Records from a dataset
■ ■ ■ ■ ■

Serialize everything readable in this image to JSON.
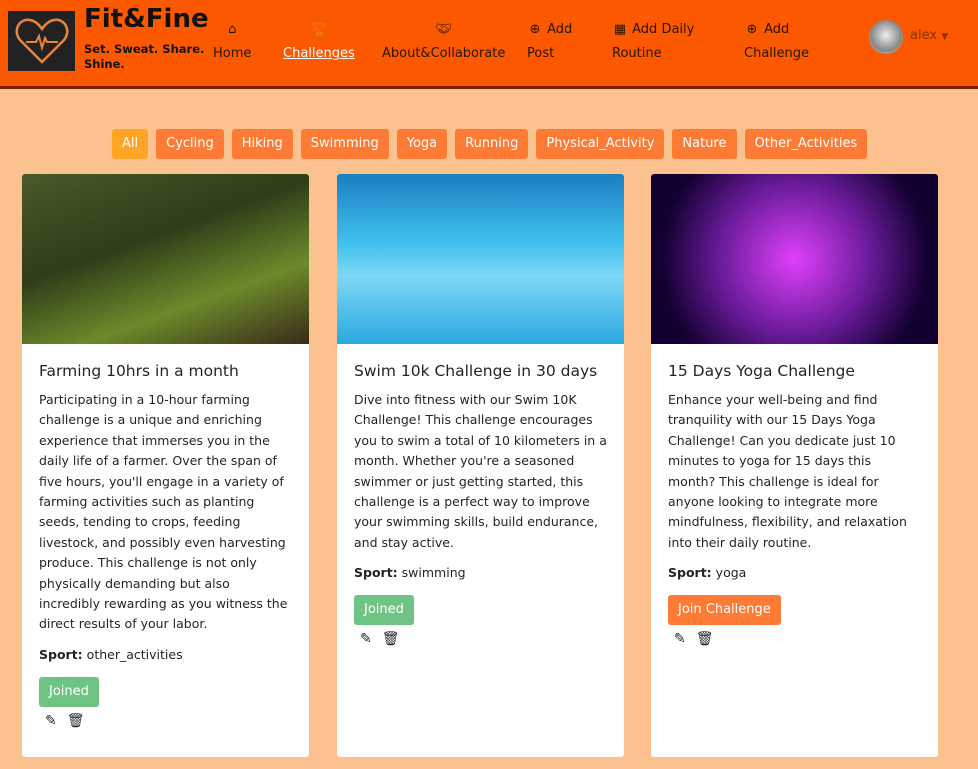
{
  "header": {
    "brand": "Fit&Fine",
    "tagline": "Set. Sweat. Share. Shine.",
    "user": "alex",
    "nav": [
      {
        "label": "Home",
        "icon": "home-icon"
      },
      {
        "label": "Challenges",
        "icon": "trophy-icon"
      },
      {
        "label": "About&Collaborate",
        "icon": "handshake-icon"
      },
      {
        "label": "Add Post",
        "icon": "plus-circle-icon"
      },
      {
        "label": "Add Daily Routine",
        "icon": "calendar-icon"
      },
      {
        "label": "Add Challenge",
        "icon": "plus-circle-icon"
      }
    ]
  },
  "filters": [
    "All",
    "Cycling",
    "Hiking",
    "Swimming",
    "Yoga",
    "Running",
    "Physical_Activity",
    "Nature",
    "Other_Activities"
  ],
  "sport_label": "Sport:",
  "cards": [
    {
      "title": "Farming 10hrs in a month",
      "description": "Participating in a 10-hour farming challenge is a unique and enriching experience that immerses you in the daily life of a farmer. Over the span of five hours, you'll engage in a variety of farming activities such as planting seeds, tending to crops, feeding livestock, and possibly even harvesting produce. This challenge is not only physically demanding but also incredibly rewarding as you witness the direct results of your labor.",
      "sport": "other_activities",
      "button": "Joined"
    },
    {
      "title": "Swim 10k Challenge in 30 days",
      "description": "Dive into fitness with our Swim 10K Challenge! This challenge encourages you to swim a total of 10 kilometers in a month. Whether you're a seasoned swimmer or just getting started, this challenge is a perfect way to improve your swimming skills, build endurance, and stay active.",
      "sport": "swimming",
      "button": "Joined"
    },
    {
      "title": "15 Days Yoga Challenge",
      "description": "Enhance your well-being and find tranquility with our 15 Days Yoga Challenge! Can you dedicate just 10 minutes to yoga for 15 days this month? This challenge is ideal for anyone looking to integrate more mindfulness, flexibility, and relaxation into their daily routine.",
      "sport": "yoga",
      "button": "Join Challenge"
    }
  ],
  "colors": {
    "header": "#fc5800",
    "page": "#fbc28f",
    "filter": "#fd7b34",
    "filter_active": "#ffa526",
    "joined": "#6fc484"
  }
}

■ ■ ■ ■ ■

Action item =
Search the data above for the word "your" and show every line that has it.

Result of the exercise =
      "description": "Participating in a 10-hour farming challenge is a unique and enriching experience that immerses you in the daily life of a farmer. Over the span of five hours, you'll engage in a variety of farming activities such as planting seeds, tending to crops, feeding livestock, and possibly even harvesting produce. This challenge is not only physically demanding but also incredibly rewarding as you witness the direct results of your labor.",
      "description": "Dive into fitness with our Swim 10K Challenge! This challenge encourages you to swim a total of 10 kilometers in a month. Whether you're a seasoned swimmer or just getting started, this challenge is a perfect way to improve your swimming skills, build endurance, and stay active.",
      "description": "Enhance your well-being and find tranquility with our 15 Days Yoga Challenge! Can you dedicate just 10 minutes to yoga for 15 days this month? This challenge is ideal for anyone looking to integrate more mindfulness, flexibility, and relaxation into their daily routine.",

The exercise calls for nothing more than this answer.